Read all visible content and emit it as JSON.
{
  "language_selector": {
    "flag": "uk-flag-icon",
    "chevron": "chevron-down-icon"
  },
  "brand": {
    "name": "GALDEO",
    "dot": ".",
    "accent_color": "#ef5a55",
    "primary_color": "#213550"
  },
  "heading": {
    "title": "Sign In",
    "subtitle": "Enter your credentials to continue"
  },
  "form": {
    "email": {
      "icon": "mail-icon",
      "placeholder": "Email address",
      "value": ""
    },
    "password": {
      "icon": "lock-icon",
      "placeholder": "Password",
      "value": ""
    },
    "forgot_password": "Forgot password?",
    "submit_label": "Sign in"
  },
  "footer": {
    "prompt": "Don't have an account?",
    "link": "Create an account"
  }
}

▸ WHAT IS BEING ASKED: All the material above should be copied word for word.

▸ ANSWER FOR THE TASK:
Read all visible content and emit it as JSON.
{
  "language_selector": {
    "flag": "uk-flag-icon",
    "chevron": "chevron-down-icon"
  },
  "brand": {
    "name": "GALDEO",
    "dot": ".",
    "accent_color": "#ef5a55",
    "primary_color": "#213550"
  },
  "heading": {
    "title": "Sign In",
    "subtitle": "Enter your credentials to continue"
  },
  "form": {
    "email": {
      "icon": "mail-icon",
      "placeholder": "Email address",
      "value": ""
    },
    "password": {
      "icon": "lock-icon",
      "placeholder": "Password",
      "value": ""
    },
    "forgot_password": "Forgot password?",
    "submit_label": "Sign in"
  },
  "footer": {
    "prompt": "Don't have an account?",
    "link": "Create an account"
  }
}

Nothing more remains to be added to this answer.